Find the lines of data that contain the string "PIXEL", then list them.

[DATASET CONTENT Boundary: Start]

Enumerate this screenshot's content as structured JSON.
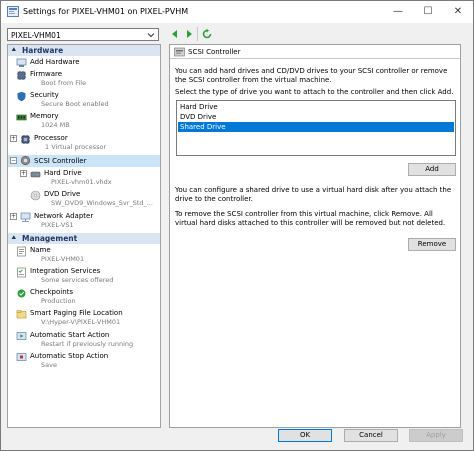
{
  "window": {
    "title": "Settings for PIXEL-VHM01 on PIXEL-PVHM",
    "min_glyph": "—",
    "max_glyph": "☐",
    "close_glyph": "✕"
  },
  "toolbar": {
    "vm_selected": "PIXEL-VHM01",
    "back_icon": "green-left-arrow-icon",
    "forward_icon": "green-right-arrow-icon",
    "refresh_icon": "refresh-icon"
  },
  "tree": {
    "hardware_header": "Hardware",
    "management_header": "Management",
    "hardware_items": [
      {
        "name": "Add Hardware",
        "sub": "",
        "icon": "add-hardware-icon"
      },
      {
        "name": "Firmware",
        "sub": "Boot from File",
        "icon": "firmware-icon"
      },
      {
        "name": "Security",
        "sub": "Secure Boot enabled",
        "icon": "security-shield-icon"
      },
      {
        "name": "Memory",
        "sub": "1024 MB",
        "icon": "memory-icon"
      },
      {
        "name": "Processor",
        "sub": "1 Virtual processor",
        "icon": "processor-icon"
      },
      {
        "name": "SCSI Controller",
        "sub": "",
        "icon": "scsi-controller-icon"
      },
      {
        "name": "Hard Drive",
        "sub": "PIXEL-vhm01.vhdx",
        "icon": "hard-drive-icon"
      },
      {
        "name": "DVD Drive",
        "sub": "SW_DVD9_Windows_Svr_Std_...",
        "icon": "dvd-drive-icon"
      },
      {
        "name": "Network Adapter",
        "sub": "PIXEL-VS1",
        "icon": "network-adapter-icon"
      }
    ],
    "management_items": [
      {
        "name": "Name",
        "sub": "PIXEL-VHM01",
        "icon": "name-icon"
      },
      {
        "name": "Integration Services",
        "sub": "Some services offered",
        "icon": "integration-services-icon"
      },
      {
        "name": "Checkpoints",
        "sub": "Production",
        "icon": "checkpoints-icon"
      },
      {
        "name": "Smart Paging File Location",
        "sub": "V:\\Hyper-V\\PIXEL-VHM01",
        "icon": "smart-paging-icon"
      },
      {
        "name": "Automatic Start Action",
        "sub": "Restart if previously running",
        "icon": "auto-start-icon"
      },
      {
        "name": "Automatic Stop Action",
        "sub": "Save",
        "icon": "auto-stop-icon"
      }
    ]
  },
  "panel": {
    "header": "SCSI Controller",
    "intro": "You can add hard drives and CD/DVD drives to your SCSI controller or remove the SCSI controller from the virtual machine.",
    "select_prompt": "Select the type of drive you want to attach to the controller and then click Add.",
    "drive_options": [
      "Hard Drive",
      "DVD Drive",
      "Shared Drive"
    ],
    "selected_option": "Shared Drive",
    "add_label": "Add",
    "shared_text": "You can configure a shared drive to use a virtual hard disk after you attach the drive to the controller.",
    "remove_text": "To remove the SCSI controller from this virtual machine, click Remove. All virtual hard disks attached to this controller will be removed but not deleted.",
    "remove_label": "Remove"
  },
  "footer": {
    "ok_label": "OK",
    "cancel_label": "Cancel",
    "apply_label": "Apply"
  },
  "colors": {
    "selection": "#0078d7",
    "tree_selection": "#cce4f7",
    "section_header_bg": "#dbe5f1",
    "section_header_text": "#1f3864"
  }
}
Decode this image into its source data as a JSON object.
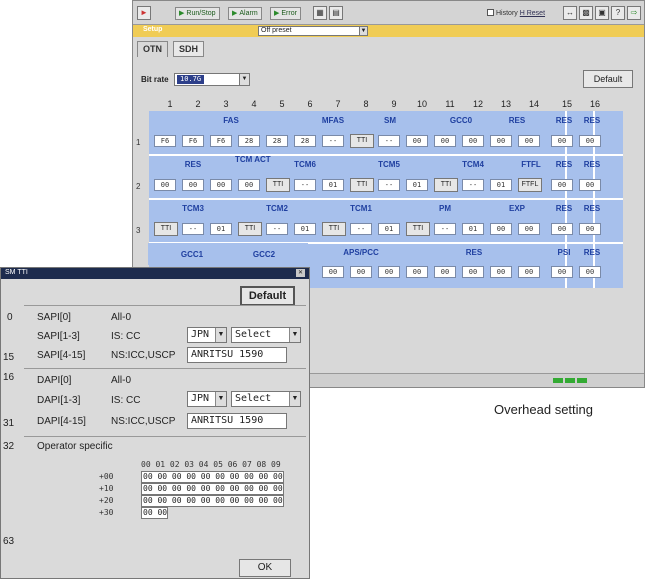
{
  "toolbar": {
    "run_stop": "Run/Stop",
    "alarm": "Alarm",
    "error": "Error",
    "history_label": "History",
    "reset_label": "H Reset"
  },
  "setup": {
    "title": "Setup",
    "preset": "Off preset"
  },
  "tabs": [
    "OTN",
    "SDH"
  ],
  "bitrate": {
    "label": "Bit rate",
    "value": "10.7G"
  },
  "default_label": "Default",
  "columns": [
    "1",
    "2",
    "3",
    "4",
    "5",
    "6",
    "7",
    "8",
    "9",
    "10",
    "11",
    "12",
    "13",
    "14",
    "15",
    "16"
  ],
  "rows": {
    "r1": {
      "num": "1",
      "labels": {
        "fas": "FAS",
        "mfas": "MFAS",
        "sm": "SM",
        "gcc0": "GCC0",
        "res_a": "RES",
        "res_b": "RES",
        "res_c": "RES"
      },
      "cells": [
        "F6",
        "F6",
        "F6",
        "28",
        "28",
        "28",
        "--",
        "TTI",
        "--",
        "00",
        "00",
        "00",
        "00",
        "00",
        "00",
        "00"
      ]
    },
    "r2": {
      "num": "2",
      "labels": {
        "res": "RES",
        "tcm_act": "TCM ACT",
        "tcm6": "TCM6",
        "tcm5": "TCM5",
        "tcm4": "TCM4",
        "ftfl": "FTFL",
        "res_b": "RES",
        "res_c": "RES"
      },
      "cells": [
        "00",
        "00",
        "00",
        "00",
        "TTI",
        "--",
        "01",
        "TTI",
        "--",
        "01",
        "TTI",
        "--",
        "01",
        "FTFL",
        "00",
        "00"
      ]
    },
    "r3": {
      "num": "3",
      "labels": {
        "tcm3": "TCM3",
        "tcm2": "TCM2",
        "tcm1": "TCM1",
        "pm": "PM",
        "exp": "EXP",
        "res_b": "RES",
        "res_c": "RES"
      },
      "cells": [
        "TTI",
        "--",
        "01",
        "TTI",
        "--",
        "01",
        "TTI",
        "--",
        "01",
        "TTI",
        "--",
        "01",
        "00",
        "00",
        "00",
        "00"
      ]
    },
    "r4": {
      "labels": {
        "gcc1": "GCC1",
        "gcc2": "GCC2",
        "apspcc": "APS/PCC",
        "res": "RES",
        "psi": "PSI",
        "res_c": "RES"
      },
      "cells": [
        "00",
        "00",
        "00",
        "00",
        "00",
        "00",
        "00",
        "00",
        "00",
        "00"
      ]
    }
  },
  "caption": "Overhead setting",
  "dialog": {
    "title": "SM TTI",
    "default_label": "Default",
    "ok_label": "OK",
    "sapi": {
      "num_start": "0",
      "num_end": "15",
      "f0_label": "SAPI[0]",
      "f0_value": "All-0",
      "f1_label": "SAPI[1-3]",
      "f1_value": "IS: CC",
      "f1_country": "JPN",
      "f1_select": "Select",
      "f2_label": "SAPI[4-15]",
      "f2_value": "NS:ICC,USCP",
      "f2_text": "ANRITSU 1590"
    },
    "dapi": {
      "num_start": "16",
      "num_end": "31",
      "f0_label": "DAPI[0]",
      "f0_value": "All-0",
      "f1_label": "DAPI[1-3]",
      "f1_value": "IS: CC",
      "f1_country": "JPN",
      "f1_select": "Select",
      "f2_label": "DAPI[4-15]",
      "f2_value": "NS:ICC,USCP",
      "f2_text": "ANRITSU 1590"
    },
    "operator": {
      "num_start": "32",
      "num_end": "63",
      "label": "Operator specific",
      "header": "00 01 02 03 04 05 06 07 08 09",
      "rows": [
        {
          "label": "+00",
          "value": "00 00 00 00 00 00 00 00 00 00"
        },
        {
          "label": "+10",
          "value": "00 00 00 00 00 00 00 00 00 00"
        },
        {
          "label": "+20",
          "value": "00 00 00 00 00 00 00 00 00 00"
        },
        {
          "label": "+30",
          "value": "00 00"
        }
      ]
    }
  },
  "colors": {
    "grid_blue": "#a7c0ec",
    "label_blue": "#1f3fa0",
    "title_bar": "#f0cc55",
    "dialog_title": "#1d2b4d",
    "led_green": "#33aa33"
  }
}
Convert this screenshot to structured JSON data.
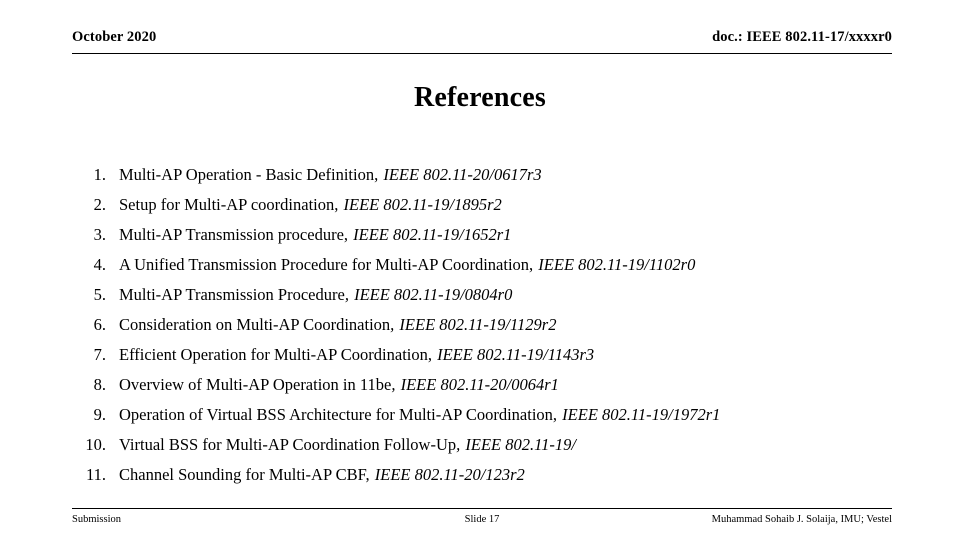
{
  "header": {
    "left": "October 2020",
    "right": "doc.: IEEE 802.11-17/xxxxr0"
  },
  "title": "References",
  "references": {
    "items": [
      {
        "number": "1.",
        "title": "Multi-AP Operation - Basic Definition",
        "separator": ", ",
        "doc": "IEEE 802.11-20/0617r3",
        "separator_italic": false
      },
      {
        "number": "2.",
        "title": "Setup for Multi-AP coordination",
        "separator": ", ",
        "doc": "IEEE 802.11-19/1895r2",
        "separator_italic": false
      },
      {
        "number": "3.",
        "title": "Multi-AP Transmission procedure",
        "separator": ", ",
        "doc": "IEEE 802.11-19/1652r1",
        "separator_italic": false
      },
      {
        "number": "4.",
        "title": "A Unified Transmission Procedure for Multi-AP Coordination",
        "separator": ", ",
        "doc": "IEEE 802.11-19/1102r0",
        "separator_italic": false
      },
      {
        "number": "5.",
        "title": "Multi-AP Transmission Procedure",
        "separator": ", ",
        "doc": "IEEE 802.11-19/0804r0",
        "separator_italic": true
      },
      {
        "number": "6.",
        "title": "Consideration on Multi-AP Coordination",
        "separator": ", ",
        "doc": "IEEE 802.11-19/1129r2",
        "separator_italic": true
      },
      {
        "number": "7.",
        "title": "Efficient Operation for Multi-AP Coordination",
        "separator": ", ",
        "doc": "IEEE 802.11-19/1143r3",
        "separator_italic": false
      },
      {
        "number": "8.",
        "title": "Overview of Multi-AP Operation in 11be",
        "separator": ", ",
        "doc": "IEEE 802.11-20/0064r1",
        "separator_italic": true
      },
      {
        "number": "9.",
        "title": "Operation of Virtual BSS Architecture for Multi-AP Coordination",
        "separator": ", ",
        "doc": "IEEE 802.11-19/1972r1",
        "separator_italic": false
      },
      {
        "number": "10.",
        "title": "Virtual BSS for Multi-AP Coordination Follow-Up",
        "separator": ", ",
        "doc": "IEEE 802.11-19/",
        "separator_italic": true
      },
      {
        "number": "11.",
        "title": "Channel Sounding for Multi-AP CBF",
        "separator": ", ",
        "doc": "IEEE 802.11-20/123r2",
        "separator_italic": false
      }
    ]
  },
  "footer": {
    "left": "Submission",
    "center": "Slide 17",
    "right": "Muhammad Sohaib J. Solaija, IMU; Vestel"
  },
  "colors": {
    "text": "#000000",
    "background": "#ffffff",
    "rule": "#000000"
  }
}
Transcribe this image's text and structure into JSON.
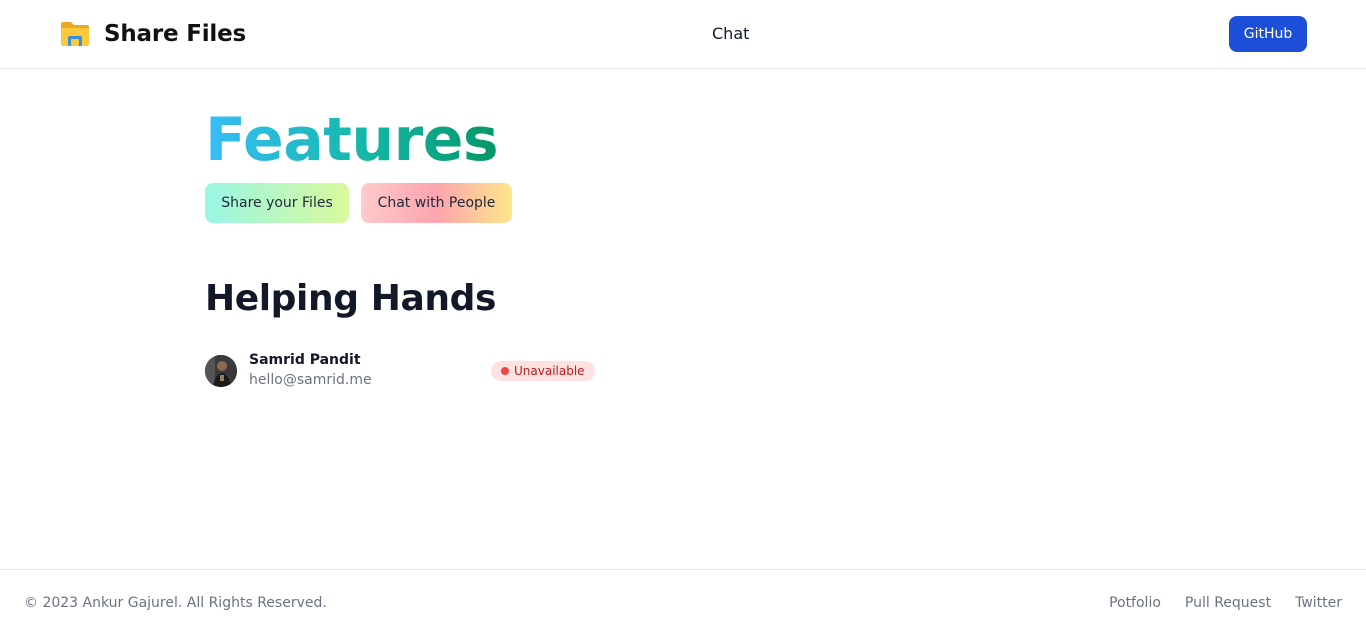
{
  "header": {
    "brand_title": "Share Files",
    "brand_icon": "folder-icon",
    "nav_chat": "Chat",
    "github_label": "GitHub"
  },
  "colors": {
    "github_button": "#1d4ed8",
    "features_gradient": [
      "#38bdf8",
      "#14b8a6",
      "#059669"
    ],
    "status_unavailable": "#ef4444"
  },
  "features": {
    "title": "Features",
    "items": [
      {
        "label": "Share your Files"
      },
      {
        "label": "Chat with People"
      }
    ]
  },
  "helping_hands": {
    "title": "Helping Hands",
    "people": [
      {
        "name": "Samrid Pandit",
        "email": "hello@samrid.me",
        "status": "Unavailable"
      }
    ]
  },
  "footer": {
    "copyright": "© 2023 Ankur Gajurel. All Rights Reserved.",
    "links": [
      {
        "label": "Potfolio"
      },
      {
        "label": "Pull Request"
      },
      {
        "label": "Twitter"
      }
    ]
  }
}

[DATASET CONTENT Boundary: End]

> SOLUTION
    "title": "Settings for PIXEL-VHM01 on PIXEL-PVHM",
    "vm_selected": "PIXEL-VHM01",
        "sub": "PIXEL-vhm01.vhdx",
        "sub": "PIXEL-VS1",
        "sub": "PIXEL-VHM01",
        "sub": "V:\\Hyper-V\\PIXEL-VHM01",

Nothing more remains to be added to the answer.